The new fledgling organisation went further and marketed itself as a hosting company, or in modern parlance a deliverer of “cloud computing”. This was in anticipation of a move by Reuters to completely embrace the Internet. Conversion of the existing product line to a hosted model proved tricky, of course, and the initiative did not succeed. Others, like Microsoft, Google and Amazon have now got the hang of it and derive a healthy profit from cloud computing. Perhaps it all might have been a different story had the initiative been kept in house and grown organically as it was at Amazon. The lure of Internet wealth might be to blame.

The first attempt to replace Reuters’ information services by an Internet technology-based offering had to be abandoned. It all proved too complicated. There was probably a way but it was never found. Arrogant architectural thinking, perhaps, or maybe it was really just too difficult. Like several attempts in the past (e.g. RSR and Rowgrabber) replacing the original well thought through designs was not an easy task. A replacement historical database system did arise from the ashes though and successfully replaced the aging NCR/RDB configuration.

The trading room business was no longer a revenue star. From its beginnings as Special Products in 1978 through the acquisition of RICH and then TIBCO, it had been a steady contributor to Reuters’ profits. Increasingly the effort involved in keeping up with dealing room technologies and the customer requirements meant that it was no longer the “easy money” of the 1980s and 1990s. Integration at the client site was passed over to IBM consulting. The risk business was eventually sold off altogether. Triarch/TIBCO Finance systems become more a means to support the data business.

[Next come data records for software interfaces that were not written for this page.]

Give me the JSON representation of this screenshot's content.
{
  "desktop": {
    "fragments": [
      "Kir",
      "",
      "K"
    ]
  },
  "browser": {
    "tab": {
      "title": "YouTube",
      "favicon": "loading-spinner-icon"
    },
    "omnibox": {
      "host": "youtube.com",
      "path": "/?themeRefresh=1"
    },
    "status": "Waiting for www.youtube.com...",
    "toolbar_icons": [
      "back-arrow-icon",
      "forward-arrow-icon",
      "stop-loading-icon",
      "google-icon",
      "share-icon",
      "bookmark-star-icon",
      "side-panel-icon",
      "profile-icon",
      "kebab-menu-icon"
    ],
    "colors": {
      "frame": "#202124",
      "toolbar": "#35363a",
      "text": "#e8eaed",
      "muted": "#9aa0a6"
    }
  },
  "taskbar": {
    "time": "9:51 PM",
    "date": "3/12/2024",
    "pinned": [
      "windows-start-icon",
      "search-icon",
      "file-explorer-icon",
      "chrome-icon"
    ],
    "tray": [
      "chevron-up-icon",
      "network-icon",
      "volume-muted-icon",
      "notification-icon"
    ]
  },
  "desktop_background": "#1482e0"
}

Apart from Michael Nelson, general manager, and Glen Renfrew (who died on 29 June 2006), names in the chronology have been omitted. It would have been too easy to forget some vital contributor and in any case development is largely a collaborative venture with few stars. The content derives from the staff magazine Reuters World, personal recollections, the several books written and some papers of the day that had been kept. 

The Reuters archives were also consulted and the two general chronologies by Jack Henry and John Entwisle were invaluable in adding to the first part of the story. The archive also provided some of the pictures used. I am particularly grateful to Trevor Bartlett who has borne the brunt of the reviewing and has been a never-ending source of helpful suggestions and knowledge.

Chronology 1964-1990 contributions:

John AdamsTrevor BartlettGeoff ChapmanMike CornishDavid CutlerJohn EntwisleMaurice FletcherPeter HowseScott JeffriesLewis KnopfIrving LevineDredge LiversedgeMac MackenzieBill Pinfold, David RussellHerbie SkeeteDavid Ure, George WallaceGlenn WassermanNick WhiteRichard Willis.

Chronology 1991-1998 contributions:

Trevor Bartlett, Mark Daley, Justyn Davies, Mike Dewey, John Goacher, Scott Jeffreys, Peter Kingslake, Irving Levine, Mac Mackenzie, Greg Meekings, Mike Murphy, Annette Stark, Phil Stockton, Glenn Wasserman, David Ure, Richard Willis


The Power of News - Donald Read

Castro and Stockmaster - Michael Nelson

Tales from the South Pier - John Jessop

Breaking News - Brian Mooney & Barry Simpson

​Martin Davids joined Reuters in 1979 with a degree in applied mathematics and a background in military real time and commercial message switching systems. His first role was as part of a team responsible for getting the Dealing system live. Later he managed Reuters European technical development and headed transactions development in New York where he was also head of information products development. When he left Reuters in 2002 he was head of legacy developments, field and technical operations. ■